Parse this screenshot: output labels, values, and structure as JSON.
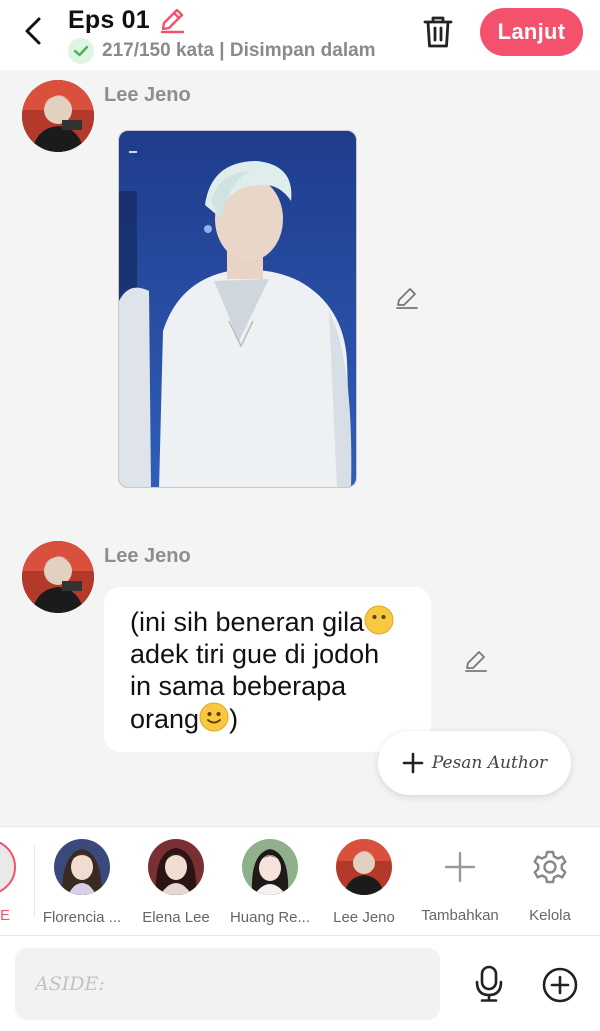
{
  "header": {
    "title": "Eps 01",
    "status": "217/150 kata | Disimpan dalam",
    "next_label": "Lanjut"
  },
  "messages": [
    {
      "sender": "Lee Jeno",
      "type": "image"
    },
    {
      "sender": "Lee Jeno",
      "type": "text",
      "lines": [
        "(ini sih beneran gila",
        "adek tiri gue di jodoh",
        "in sama beberapa",
        "orang",
        ")"
      ]
    }
  ],
  "author_button": {
    "label": "Pesan Author"
  },
  "characters": [
    {
      "name": "E"
    },
    {
      "name": "Florencia ..."
    },
    {
      "name": "Elena Lee"
    },
    {
      "name": "Huang Re..."
    },
    {
      "name": "Lee Jeno"
    }
  ],
  "tools": {
    "add_label": "Tambahkan",
    "manage_label": "Kelola"
  },
  "input": {
    "placeholder": "ASIDE:"
  },
  "colors": {
    "accent": "#f4516c",
    "success": "#4caf50",
    "background": "#f4f4f4"
  },
  "icons": [
    "back-icon",
    "pencil-icon",
    "check-icon",
    "trash-icon",
    "edit-icon",
    "plus-icon",
    "gear-icon",
    "mic-icon",
    "plus-circle-icon"
  ]
}
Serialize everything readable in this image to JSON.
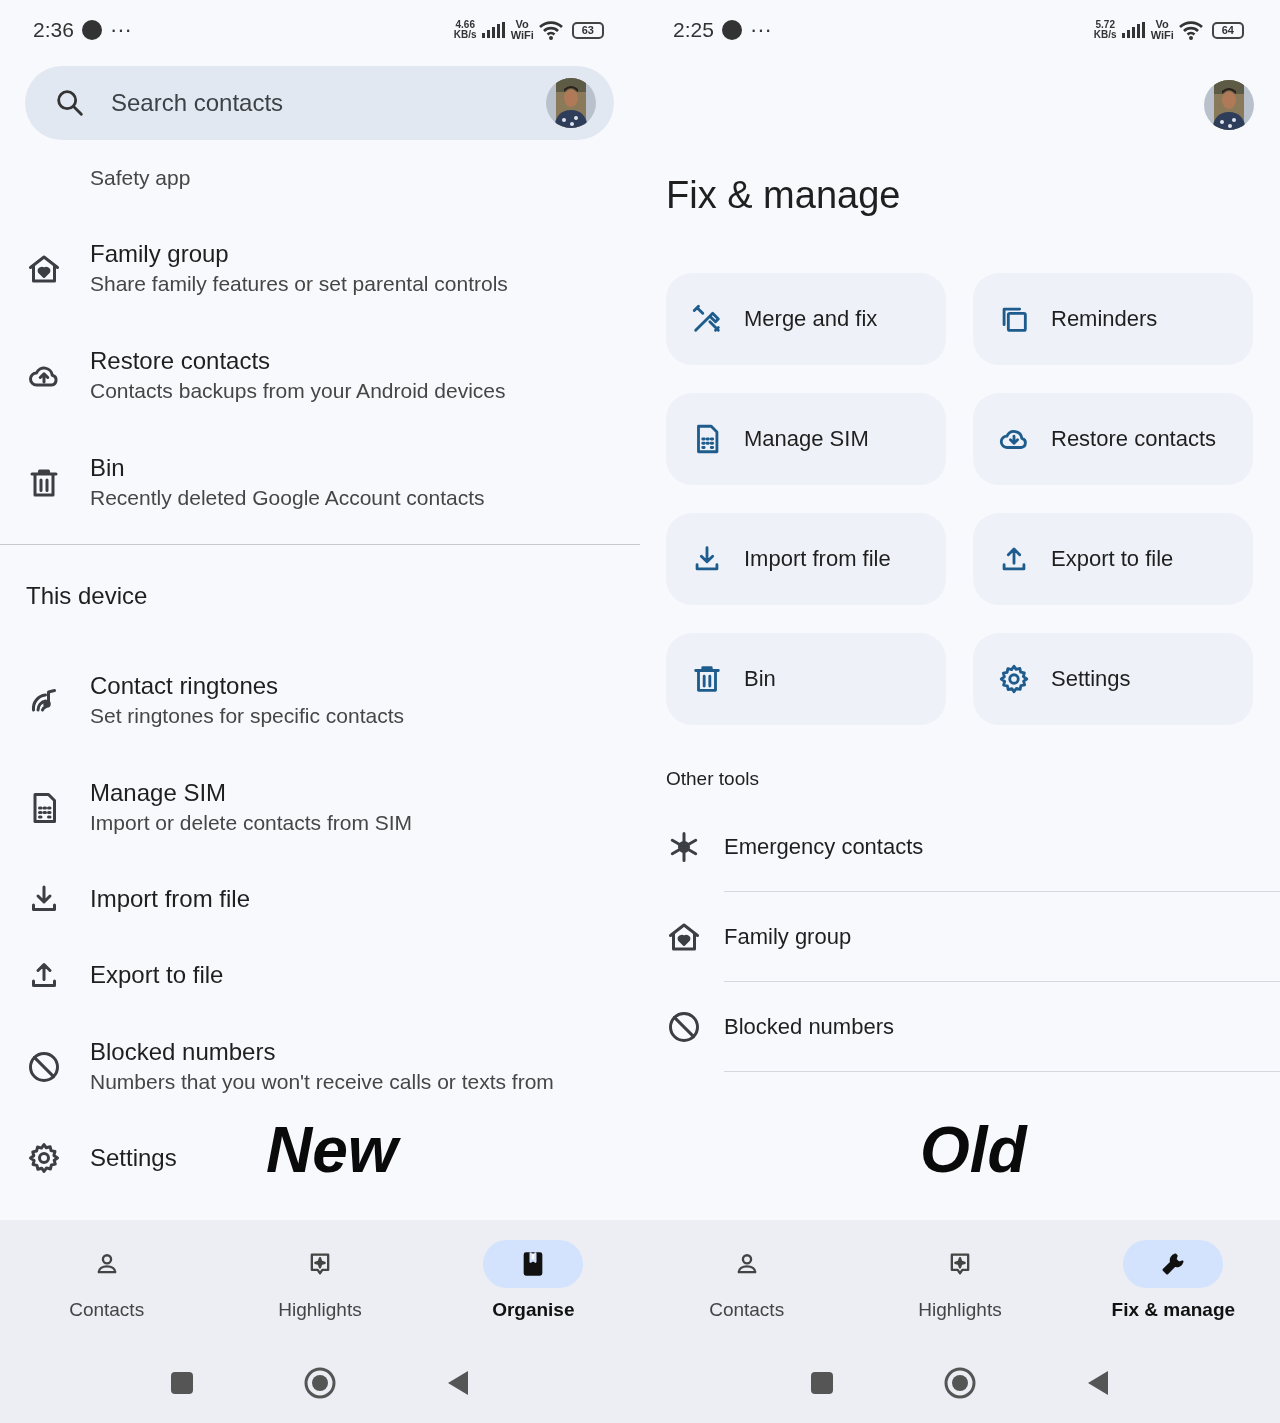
{
  "new_screen": {
    "status_bar": {
      "time": "2:36",
      "more": "···",
      "speed": "4.66",
      "speed_unit": "KB/s",
      "volte": "Vo",
      "wifi": "WiFi",
      "battery": "63"
    },
    "search": {
      "placeholder": "Search contacts"
    },
    "items": [
      {
        "subtitle": "Safety app"
      },
      {
        "title": "Family group",
        "subtitle": "Share family features or set parental controls"
      },
      {
        "title": "Restore contacts",
        "subtitle": "Contacts backups from your Android devices"
      },
      {
        "title": "Bin",
        "subtitle": "Recently deleted Google Account contacts"
      }
    ],
    "section": "This device",
    "device_items": [
      {
        "title": "Contact ringtones",
        "subtitle": "Set ringtones for specific contacts"
      },
      {
        "title": "Manage SIM",
        "subtitle": "Import or delete contacts from SIM"
      },
      {
        "title": "Import from file"
      },
      {
        "title": "Export to file"
      },
      {
        "title": "Blocked numbers",
        "subtitle": "Numbers that you won't receive calls or texts from"
      },
      {
        "title": "Settings"
      }
    ],
    "caption": "New",
    "nav": [
      {
        "label": "Contacts",
        "selected": false
      },
      {
        "label": "Highlights",
        "selected": false
      },
      {
        "label": "Organise",
        "selected": true
      }
    ]
  },
  "old_screen": {
    "status_bar": {
      "time": "2:25",
      "more": "···",
      "speed": "5.72",
      "speed_unit": "KB/s",
      "volte": "Vo",
      "wifi": "WiFi",
      "battery": "64"
    },
    "title": "Fix & manage",
    "tiles": [
      {
        "label": "Merge and fix"
      },
      {
        "label": "Reminders"
      },
      {
        "label": "Manage SIM"
      },
      {
        "label": "Restore contacts"
      },
      {
        "label": "Import from file"
      },
      {
        "label": "Export to file"
      },
      {
        "label": "Bin"
      },
      {
        "label": "Settings"
      }
    ],
    "section": "Other tools",
    "tools": [
      {
        "label": "Emergency contacts"
      },
      {
        "label": "Family group"
      },
      {
        "label": "Blocked numbers"
      }
    ],
    "caption": "Old",
    "nav": [
      {
        "label": "Contacts",
        "selected": false
      },
      {
        "label": "Highlights",
        "selected": false
      },
      {
        "label": "Fix & manage",
        "selected": true
      }
    ]
  }
}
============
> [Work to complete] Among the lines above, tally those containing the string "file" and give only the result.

> [Reply] 4